Records provided:
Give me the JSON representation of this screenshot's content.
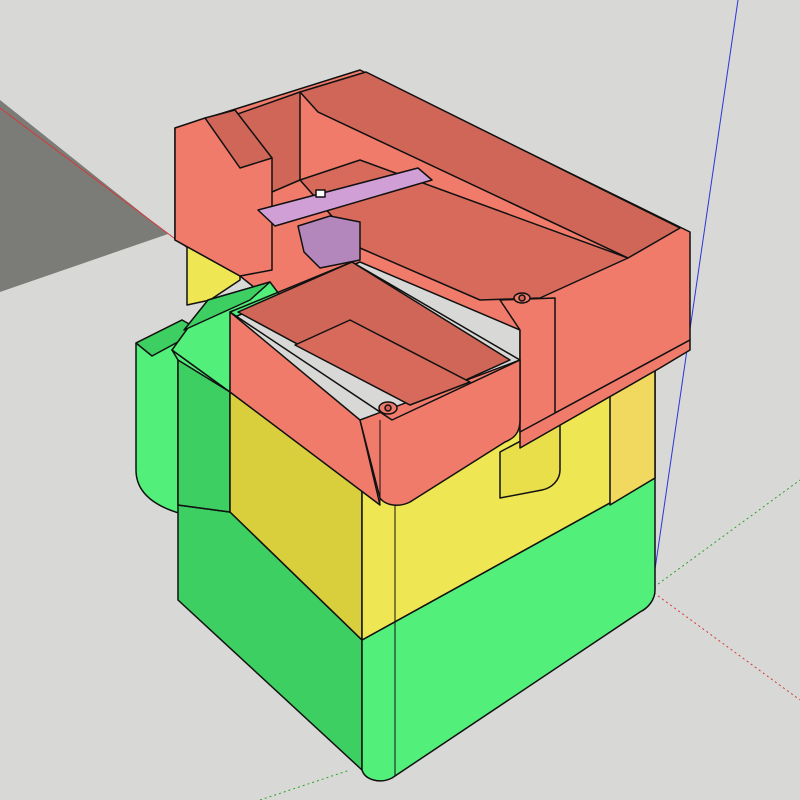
{
  "app": {
    "kind": "3d-modeling-viewport",
    "background": "#d8d9d6",
    "ground_shadow": "#7b7c78"
  },
  "axes": {
    "red": "#d33a3a",
    "green": "#2aa12a",
    "blue": "#2b34d9"
  },
  "model": {
    "name": "stacked-storage-box-assembly",
    "layers": [
      {
        "name": "bottom-tier",
        "color": "#52f07a",
        "shade": "#3ecf62"
      },
      {
        "name": "middle-tier",
        "color": "#efe653",
        "shade": "#d9cf3d"
      },
      {
        "name": "top-tier",
        "color": "#f07b6b",
        "shade": "#cf6657"
      }
    ],
    "handle": {
      "name": "t-shaped-handle",
      "color": "#cf9fd6",
      "shade": "#b487bc"
    }
  }
}
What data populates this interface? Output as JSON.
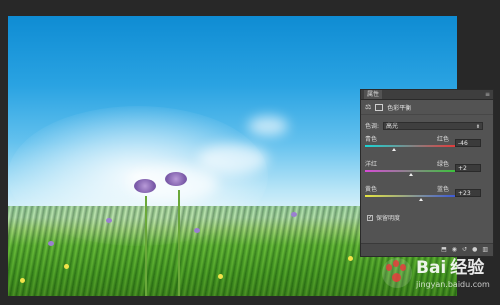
{
  "properties_panel": {
    "tab_label": "属性",
    "menu_glyph": "≡",
    "close_glyph": "«",
    "title": "色彩平衡",
    "tone": {
      "label": "色调:",
      "value": "高光"
    },
    "sliders": [
      {
        "left": "青色",
        "right": "红色",
        "value": "-46",
        "fraction": 0.32
      },
      {
        "left": "洋红",
        "right": "绿色",
        "value": "+2",
        "fraction": 0.51
      },
      {
        "left": "黄色",
        "right": "蓝色",
        "value": "+23",
        "fraction": 0.62
      }
    ],
    "preserve": {
      "label": "保留明度",
      "checked": true
    },
    "footer_icons": [
      "clip-icon",
      "visibility-icon",
      "reset-icon",
      "eye-icon",
      "trash-icon"
    ]
  },
  "watermark": {
    "brand": "Bai",
    "brand2": "经验",
    "sub": "jingyan.baidu.com"
  },
  "colors": {
    "panel": "#535353",
    "canvas": "#282828"
  }
}
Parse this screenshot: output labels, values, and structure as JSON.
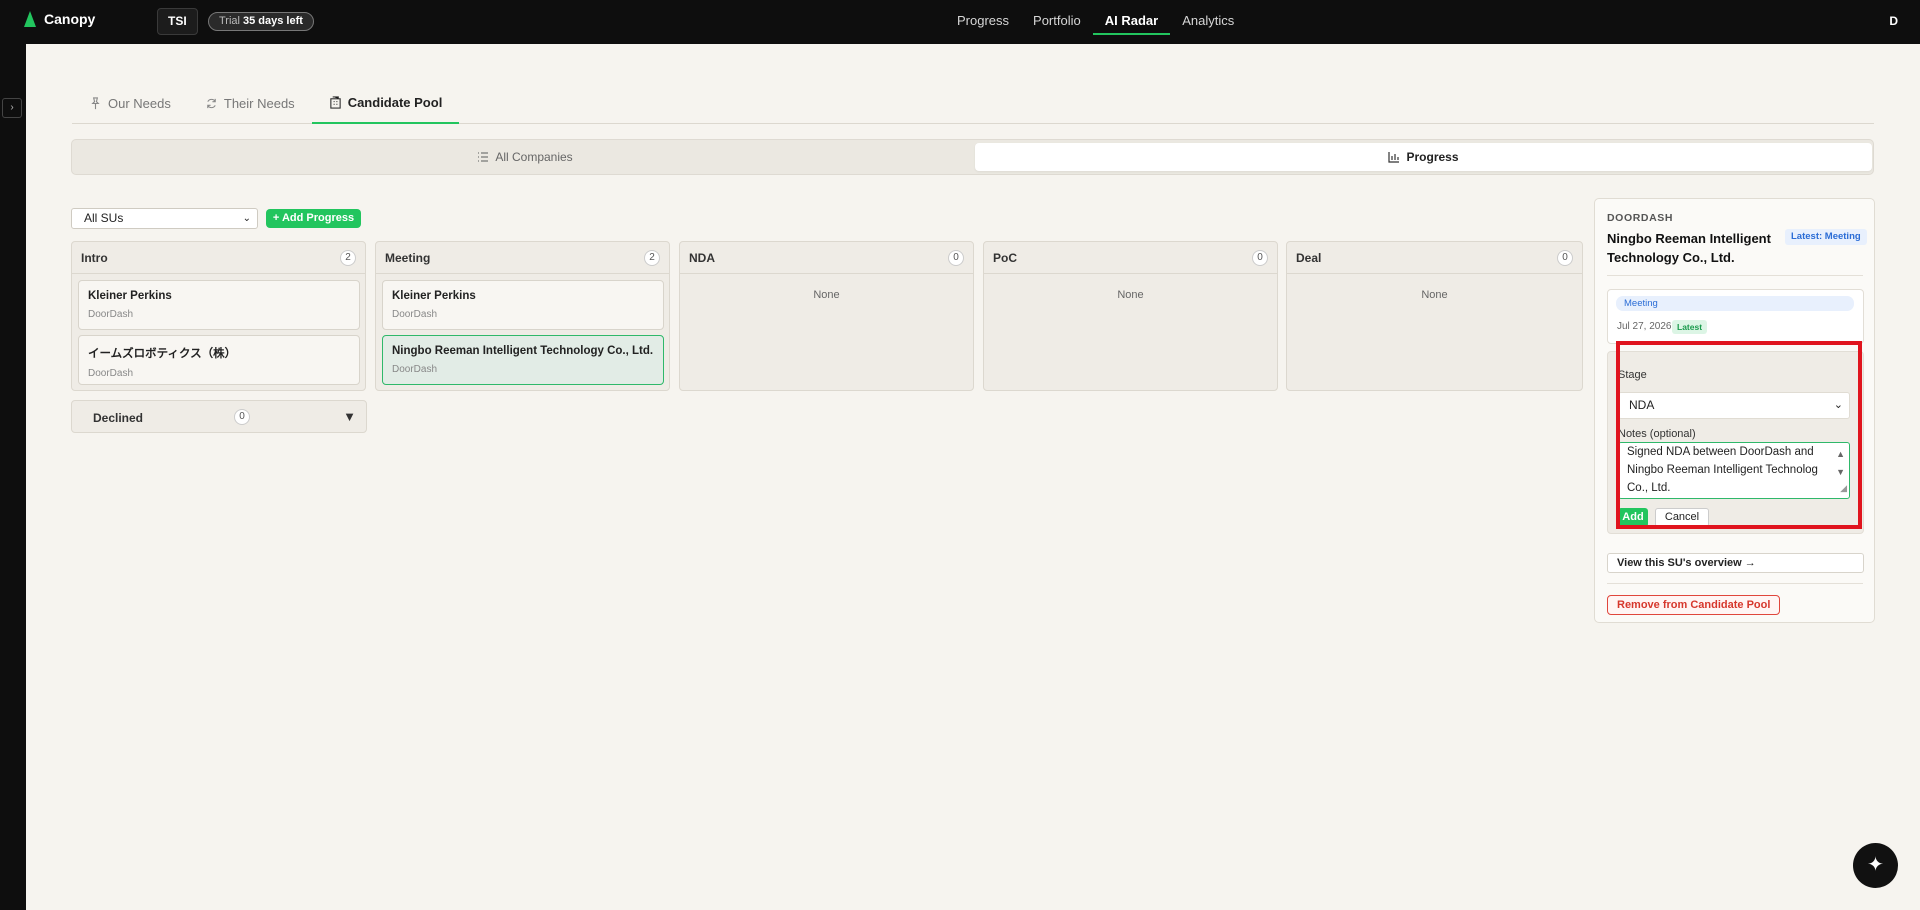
{
  "topbar": {
    "app_name": "Canopy",
    "workspace": "TSI",
    "trial_label": "Trial",
    "trial_value": "35 days left",
    "nav": [
      "Progress",
      "Portfolio",
      "AI Radar",
      "Analytics"
    ],
    "active_nav": "AI Radar",
    "user_initial": "D"
  },
  "rail": {
    "toggle": "›"
  },
  "subtabs": [
    "Our Needs",
    "Their Needs",
    "Candidate Pool"
  ],
  "view_toggle": {
    "all": "All Companies",
    "progress": "Progress"
  },
  "controls": {
    "su_filter": "All SUs",
    "add_progress": "+ Add Progress"
  },
  "kanban": {
    "none_label": "None",
    "columns": [
      {
        "name": "Intro",
        "count": "2",
        "cards": [
          {
            "title": "Kleiner Perkins",
            "sub": "DoorDash"
          },
          {
            "title": "イームズロボティクス（株）",
            "sub": "DoorDash"
          }
        ]
      },
      {
        "name": "Meeting",
        "count": "2",
        "cards": [
          {
            "title": "Kleiner Perkins",
            "sub": "DoorDash"
          },
          {
            "title": "Ningbo Reeman Intelligent Technology Co., Ltd.",
            "sub": "DoorDash"
          }
        ]
      },
      {
        "name": "NDA",
        "count": "0"
      },
      {
        "name": "PoC",
        "count": "0"
      },
      {
        "name": "Deal",
        "count": "0"
      }
    ],
    "declined": {
      "label": "Declined",
      "count": "0",
      "arrow": "▼"
    }
  },
  "panel": {
    "company": "DOORDASH",
    "title": "Ningbo Reeman Intelligent Technology Co., Ltd.",
    "latest_badge": "Latest: Meeting",
    "history": {
      "stage": "Meeting",
      "date": "Jul 27, 2026",
      "latest": "Latest"
    },
    "form": {
      "stage_label": "Stage",
      "stage_value": "NDA",
      "notes_label": "Notes (optional)",
      "notes_value": "Signed NDA between DoorDash and Ningbo Reeman Intelligent Technolog Co., Ltd.",
      "add": "Add",
      "cancel": "Cancel"
    },
    "overview": "View this SU's overview →",
    "remove": "Remove from Candidate Pool"
  },
  "fab": "✦"
}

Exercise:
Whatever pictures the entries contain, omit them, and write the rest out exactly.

Answer for this exercise:
Give me the JSON representation of this screenshot's content.
{
  "app": {
    "kind": "3d-modeling-viewport",
    "background": "#d8d9d6",
    "ground_shadow": "#7b7c78"
  },
  "axes": {
    "red": "#d33a3a",
    "green": "#2aa12a",
    "blue": "#2b34d9"
  },
  "model": {
    "name": "stacked-storage-box-assembly",
    "layers": [
      {
        "name": "bottom-tier",
        "color": "#52f07a",
        "shade": "#3ecf62"
      },
      {
        "name": "middle-tier",
        "color": "#efe653",
        "shade": "#d9cf3d"
      },
      {
        "name": "top-tier",
        "color": "#f07b6b",
        "shade": "#cf6657"
      }
    ],
    "handle": {
      "name": "t-shaped-handle",
      "color": "#cf9fd6",
      "shade": "#b487bc"
    }
  }
}
What data populates this interface? Output as JSON.
{
  "properties_panel": {
    "tab_label": "属性",
    "menu_glyph": "≡",
    "close_glyph": "«",
    "title": "色彩平衡",
    "tone": {
      "label": "色调:",
      "value": "高光"
    },
    "sliders": [
      {
        "left": "青色",
        "right": "红色",
        "value": "-46",
        "fraction": 0.32
      },
      {
        "left": "洋红",
        "right": "绿色",
        "value": "+2",
        "fraction": 0.51
      },
      {
        "left": "黄色",
        "right": "蓝色",
        "value": "+23",
        "fraction": 0.62
      }
    ],
    "preserve": {
      "label": "保留明度",
      "checked": true
    },
    "footer_icons": [
      "clip-icon",
      "visibility-icon",
      "reset-icon",
      "eye-icon",
      "trash-icon"
    ]
  },
  "watermark": {
    "brand": "Bai",
    "brand2": "经验",
    "sub": "jingyan.baidu.com"
  },
  "colors": {
    "panel": "#535353",
    "canvas": "#282828"
  }
}
Parse this screenshot: output labels, values, and structure as JSON.
{
  "topbar": {
    "app_name": "Canopy",
    "workspace": "TSI",
    "trial_label": "Trial",
    "trial_value": "35 days left",
    "nav": [
      "Progress",
      "Portfolio",
      "AI Radar",
      "Analytics"
    ],
    "active_nav": "AI Radar",
    "user_initial": "D"
  },
  "rail": {
    "toggle": "›"
  },
  "subtabs": [
    "Our Needs",
    "Their Needs",
    "Candidate Pool"
  ],
  "view_toggle": {
    "all": "All Companies",
    "progress": "Progress"
  },
  "controls": {
    "su_filter": "All SUs",
    "add_progress": "+ Add Progress"
  },
  "kanban": {
    "none_label": "None",
    "columns": [
      {
        "name": "Intro",
        "count": "2",
        "cards": [
          {
            "title": "Kleiner Perkins",
            "sub": "DoorDash"
          },
          {
            "title": "イームズロボティクス（株）",
            "sub": "DoorDash"
          }
        ]
      },
      {
        "name": "Meeting",
        "count": "2",
        "cards": [
          {
            "title": "Kleiner Perkins",
            "sub": "DoorDash"
          },
          {
            "title": "Ningbo Reeman Intelligent Technology Co., Ltd.",
            "sub": "DoorDash"
          }
        ]
      },
      {
        "name": "NDA",
        "count": "0"
      },
      {
        "name": "PoC",
        "count": "0"
      },
      {
        "name": "Deal",
        "count": "0"
      }
    ],
    "declined": {
      "label": "Declined",
      "count": "0",
      "arrow": "▼"
    }
  },
  "panel": {
    "company": "DOORDASH",
    "title": "Ningbo Reeman Intelligent Technology Co., Ltd.",
    "latest_badge": "Latest: Meeting",
    "history": {
      "stage": "Meeting",
      "date": "Jul 27, 2026",
      "latest": "Latest"
    },
    "form": {
      "stage_label": "Stage",
      "stage_value": "NDA",
      "notes_label": "Notes (optional)",
      "notes_value": "Signed NDA between DoorDash and Ningbo Reeman Intelligent Technolog Co., Ltd.",
      "add": "Add",
      "cancel": "Cancel"
    },
    "overview": "View this SU's overview →",
    "remove": "Remove from Candidate Pool"
  },
  "fab": "✦"
}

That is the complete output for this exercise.